_RECORDS FOR THE EXERCISE:_
BEGIN

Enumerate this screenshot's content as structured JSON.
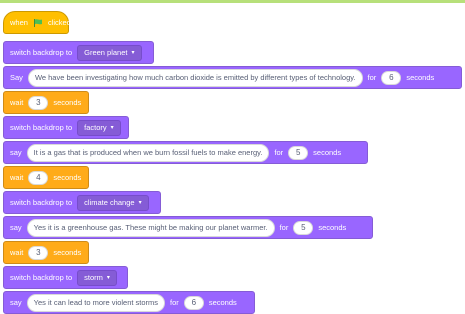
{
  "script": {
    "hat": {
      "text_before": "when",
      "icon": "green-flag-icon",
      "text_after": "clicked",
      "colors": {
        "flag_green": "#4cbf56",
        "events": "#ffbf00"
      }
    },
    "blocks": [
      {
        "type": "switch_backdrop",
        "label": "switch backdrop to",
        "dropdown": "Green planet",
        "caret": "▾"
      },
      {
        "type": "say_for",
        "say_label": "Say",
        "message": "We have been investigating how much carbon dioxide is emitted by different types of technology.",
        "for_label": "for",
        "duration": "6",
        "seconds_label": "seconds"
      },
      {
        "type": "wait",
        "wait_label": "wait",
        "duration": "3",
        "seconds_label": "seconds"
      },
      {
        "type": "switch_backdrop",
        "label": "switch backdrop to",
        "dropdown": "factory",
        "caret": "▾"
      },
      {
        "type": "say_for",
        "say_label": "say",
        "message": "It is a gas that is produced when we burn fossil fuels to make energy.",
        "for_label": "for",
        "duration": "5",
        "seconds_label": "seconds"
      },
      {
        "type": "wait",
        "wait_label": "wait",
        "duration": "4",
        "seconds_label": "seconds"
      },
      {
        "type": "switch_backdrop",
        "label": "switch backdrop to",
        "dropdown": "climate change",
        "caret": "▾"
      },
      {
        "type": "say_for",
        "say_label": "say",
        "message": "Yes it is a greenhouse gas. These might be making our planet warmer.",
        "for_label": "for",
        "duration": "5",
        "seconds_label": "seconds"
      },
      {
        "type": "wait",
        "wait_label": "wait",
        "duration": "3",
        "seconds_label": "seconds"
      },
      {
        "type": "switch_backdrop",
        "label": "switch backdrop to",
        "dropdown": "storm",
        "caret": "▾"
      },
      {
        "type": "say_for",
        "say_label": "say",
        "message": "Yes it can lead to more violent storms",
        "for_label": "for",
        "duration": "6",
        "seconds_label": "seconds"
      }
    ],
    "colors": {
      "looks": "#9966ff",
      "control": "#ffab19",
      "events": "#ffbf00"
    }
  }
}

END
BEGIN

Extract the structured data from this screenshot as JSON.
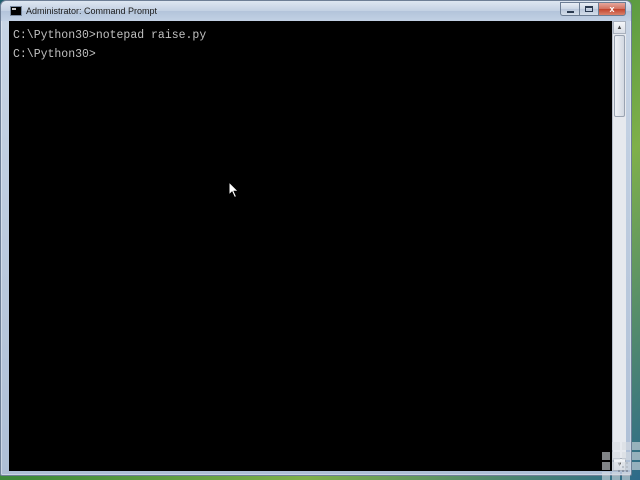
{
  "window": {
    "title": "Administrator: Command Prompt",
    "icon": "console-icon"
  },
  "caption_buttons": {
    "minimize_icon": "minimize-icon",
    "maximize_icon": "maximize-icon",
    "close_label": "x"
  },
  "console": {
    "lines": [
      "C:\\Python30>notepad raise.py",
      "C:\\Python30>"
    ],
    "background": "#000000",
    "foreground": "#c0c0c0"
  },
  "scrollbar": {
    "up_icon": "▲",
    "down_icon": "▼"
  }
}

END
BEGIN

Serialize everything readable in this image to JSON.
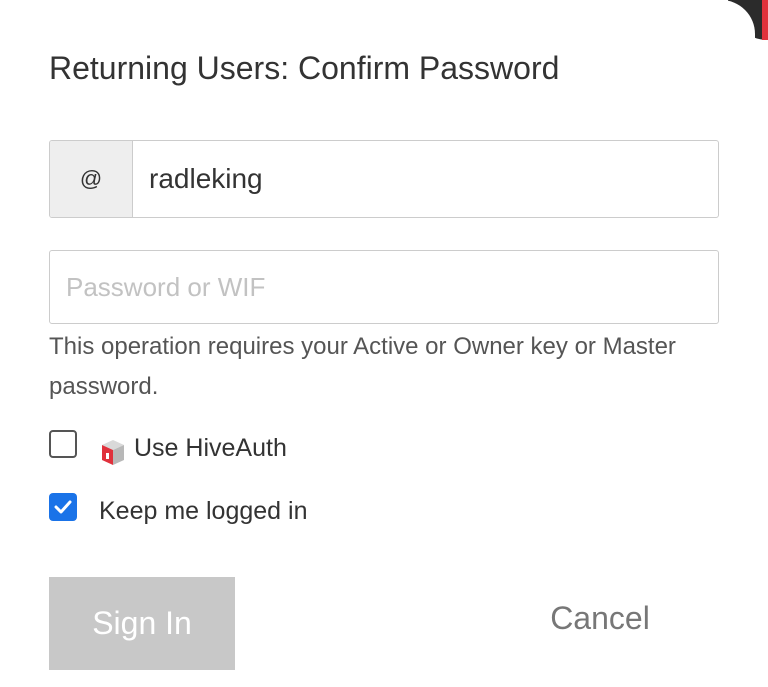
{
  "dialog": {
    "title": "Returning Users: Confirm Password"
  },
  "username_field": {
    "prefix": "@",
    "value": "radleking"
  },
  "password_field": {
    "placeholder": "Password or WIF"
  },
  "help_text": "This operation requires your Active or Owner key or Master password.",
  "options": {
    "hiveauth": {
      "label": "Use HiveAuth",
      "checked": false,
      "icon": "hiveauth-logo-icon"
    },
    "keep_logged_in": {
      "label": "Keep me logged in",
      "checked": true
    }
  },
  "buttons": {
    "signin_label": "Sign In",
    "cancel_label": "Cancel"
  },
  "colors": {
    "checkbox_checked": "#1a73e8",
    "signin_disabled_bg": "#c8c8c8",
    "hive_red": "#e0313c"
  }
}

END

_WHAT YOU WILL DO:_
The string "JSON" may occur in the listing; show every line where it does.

_YOUR RESPONSE:_
Enumerate this screenshot's content as structured JSON.
Extract the structured data from this screenshot as JSON.
Serialize everything readable in this image to JSON.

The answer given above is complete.